Giuliani as Republican presidential nominee is the ultimate test for the appeal of a conservative third party. Giuliani differs from the Republican base on at least four issues that are among the reasons many conservatives got involved in politics in the first place. If a conservative third party can't make a strong showing against him, when can it? Maybe in a race between Arlen Specter and Evan Bayh, with a liberal Republican and nonscary Democrat?
The recent performance of conservative third parties isn't good. George Wallace took 13.5 percent of the vote in 1968, but that number is padded by blue-collar statists, economic populists, and generic racists who don't fit any reasonable definition of Goldwater conservatism. John Schmitz ran a more identifiably conservative campaign in 1972 and won a million votes -- even that was just 1.4 percent of total ballots cast and probably padded by nonconservative former Wallace voters.
Since then, it has been nowhere but down. Ron Paul as a Libertarian and Pat Buchanan as the Reform Party nominee both languished in the 400,000-vote range (Buchanan won 3 million votes in the Republican primaries just four years earlier). And they are the biggest names on the right to have given the third-party route a try. Most other disgruntled conservatives have spurned entreaties to run as third-party candidates like Barry Goldwater and Ronald Reagan did before them.
The Constitution Party has never cracked 200,000 votes or attracted a big-name conservative to its ticket (not for lack of trying). Most other conservative third parties are even smaller; some are even nuttier.
It is easy to see how a pro-life, pro-gun, immigration-restrictionist voter who opposes government recognition of homosexual relationships would want an alternative to Giuliani. But it is less easy to see either the Republican presidential field or a conservative third party offering her a viable one.

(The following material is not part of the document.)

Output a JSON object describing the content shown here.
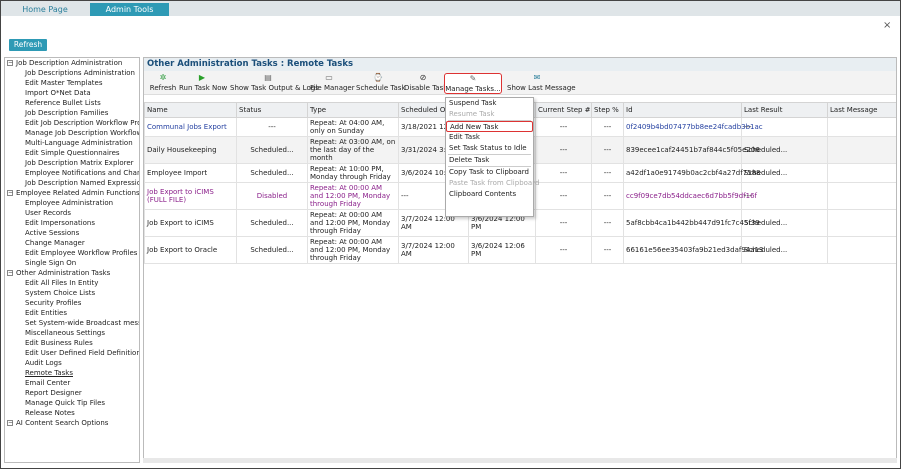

Share this Article
Like this Article
Print this ArticlePrint Article